Having looked at several library and book related blogs, I can see the value of providing book reviews and discussions on books - a virtual book club. Blogs too can be a great forum to advertize and discuss events at the library [to get feedback and ideas for future events].
When I read the articles in OCLC Next Space Newsletter, I did not do it from the screen but from copies that I printed out. Why? Because I find it hard to read anything on the screen that is more than a page long or that has long paragraphs. I like to get away from the computer to read.
When a library is looking at changes, the people who are already using the library in the more traditional fashion must not be forgotten. Not all people have computers or have high speed Internet. This may be for economic reasons not just an availability issue.

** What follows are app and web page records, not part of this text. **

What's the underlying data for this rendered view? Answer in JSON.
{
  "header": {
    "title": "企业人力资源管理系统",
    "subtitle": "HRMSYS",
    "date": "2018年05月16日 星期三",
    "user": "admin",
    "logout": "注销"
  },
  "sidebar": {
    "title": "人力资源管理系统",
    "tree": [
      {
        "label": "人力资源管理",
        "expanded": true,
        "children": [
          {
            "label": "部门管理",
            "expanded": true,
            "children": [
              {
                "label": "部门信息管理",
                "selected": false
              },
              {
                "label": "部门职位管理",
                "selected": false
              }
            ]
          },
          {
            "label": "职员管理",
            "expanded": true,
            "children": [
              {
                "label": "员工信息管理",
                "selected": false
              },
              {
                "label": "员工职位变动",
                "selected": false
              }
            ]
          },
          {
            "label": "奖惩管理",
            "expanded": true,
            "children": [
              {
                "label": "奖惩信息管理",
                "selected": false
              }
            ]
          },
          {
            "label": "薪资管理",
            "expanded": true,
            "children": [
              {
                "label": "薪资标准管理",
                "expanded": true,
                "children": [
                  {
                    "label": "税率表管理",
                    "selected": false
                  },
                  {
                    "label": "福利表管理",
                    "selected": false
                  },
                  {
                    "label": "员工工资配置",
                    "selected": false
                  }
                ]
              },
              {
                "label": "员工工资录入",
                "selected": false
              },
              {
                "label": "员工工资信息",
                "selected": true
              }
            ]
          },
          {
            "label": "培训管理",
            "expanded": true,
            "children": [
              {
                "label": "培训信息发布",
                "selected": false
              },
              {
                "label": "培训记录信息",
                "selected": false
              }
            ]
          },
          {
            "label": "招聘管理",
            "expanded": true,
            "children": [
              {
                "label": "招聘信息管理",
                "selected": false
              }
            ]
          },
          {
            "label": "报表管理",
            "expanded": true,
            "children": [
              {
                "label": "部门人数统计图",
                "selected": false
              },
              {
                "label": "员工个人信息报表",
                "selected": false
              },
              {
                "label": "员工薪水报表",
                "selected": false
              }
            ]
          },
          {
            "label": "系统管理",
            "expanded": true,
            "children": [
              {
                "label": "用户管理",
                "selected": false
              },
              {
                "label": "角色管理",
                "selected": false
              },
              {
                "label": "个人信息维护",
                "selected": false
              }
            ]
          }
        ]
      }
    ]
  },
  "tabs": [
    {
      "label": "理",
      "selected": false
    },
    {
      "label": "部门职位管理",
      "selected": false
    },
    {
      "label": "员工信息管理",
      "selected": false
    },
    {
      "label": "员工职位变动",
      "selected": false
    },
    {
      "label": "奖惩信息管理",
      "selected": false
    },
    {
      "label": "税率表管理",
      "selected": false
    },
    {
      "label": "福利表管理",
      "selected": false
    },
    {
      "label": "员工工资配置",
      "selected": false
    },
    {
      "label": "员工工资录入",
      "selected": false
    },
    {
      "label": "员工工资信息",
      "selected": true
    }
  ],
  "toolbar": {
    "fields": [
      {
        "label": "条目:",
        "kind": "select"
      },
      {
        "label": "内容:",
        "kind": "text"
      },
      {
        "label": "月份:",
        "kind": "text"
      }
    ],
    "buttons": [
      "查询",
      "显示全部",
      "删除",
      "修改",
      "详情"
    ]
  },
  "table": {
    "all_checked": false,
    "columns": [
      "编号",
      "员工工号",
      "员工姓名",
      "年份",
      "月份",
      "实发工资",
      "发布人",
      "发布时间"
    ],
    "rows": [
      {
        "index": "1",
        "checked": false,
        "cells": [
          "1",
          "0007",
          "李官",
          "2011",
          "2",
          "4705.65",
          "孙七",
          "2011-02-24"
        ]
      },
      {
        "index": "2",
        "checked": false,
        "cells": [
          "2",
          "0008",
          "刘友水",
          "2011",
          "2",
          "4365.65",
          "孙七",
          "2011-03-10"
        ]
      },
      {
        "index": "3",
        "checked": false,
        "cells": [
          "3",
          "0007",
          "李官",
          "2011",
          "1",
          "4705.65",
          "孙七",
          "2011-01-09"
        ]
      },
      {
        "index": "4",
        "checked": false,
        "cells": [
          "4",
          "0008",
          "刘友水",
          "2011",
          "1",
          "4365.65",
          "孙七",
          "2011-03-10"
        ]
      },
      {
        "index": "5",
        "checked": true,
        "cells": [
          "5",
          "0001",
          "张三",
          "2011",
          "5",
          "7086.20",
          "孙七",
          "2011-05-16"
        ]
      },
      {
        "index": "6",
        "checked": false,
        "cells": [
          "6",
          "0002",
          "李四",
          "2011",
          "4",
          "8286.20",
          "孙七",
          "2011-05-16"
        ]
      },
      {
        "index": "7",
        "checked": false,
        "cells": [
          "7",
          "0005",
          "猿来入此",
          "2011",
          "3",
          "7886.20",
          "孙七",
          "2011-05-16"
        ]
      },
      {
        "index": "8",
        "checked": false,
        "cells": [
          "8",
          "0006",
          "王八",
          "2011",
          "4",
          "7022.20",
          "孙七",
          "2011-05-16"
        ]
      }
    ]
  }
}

Balance - is necessary. Each library needs to evaluate how they can best serve their current clientele as well as reaching out to potential members.
Through this learning experience, it is interesting to see what new is happening. It raises so many questions - Will funding forumulas for public libraries have to change if staff time and energies are used to provide resources for people who never enter the building or become members? Will there be members? Are more trees used for paper resources if people have to print out information in order to read it? How do you decide what to purchase in print format or only have available in electronic format?
Tagging - My cataloguing background comes through when I want consistency and some type of "authority files" so I am happy with sites that allow you to see your tags or pop up already used tags to choose from as you begin to type. I like that it is easy in del.icio.us to make global changes to tags. Can that be done in Blogger? - I am not sure about the idea about allowing people to tag in library catalogues? Would they be visible to everyone or only to themselves?
[I lost Internet connections at this point. So, my final paragraph was lost. Perhaps, a good reason to type up the information in a wordprocessor first.].
How will publishing change? How will writers be compensated for their work?
In the last 30 years, I have seen many changes in the public library world on how we find and provide information to people. At OSNGUPL, we waited and observed other libraries before we began the journey to become an automated library. I think that was a good thing. What will happen in the future? I don't know, but I know that it will be different.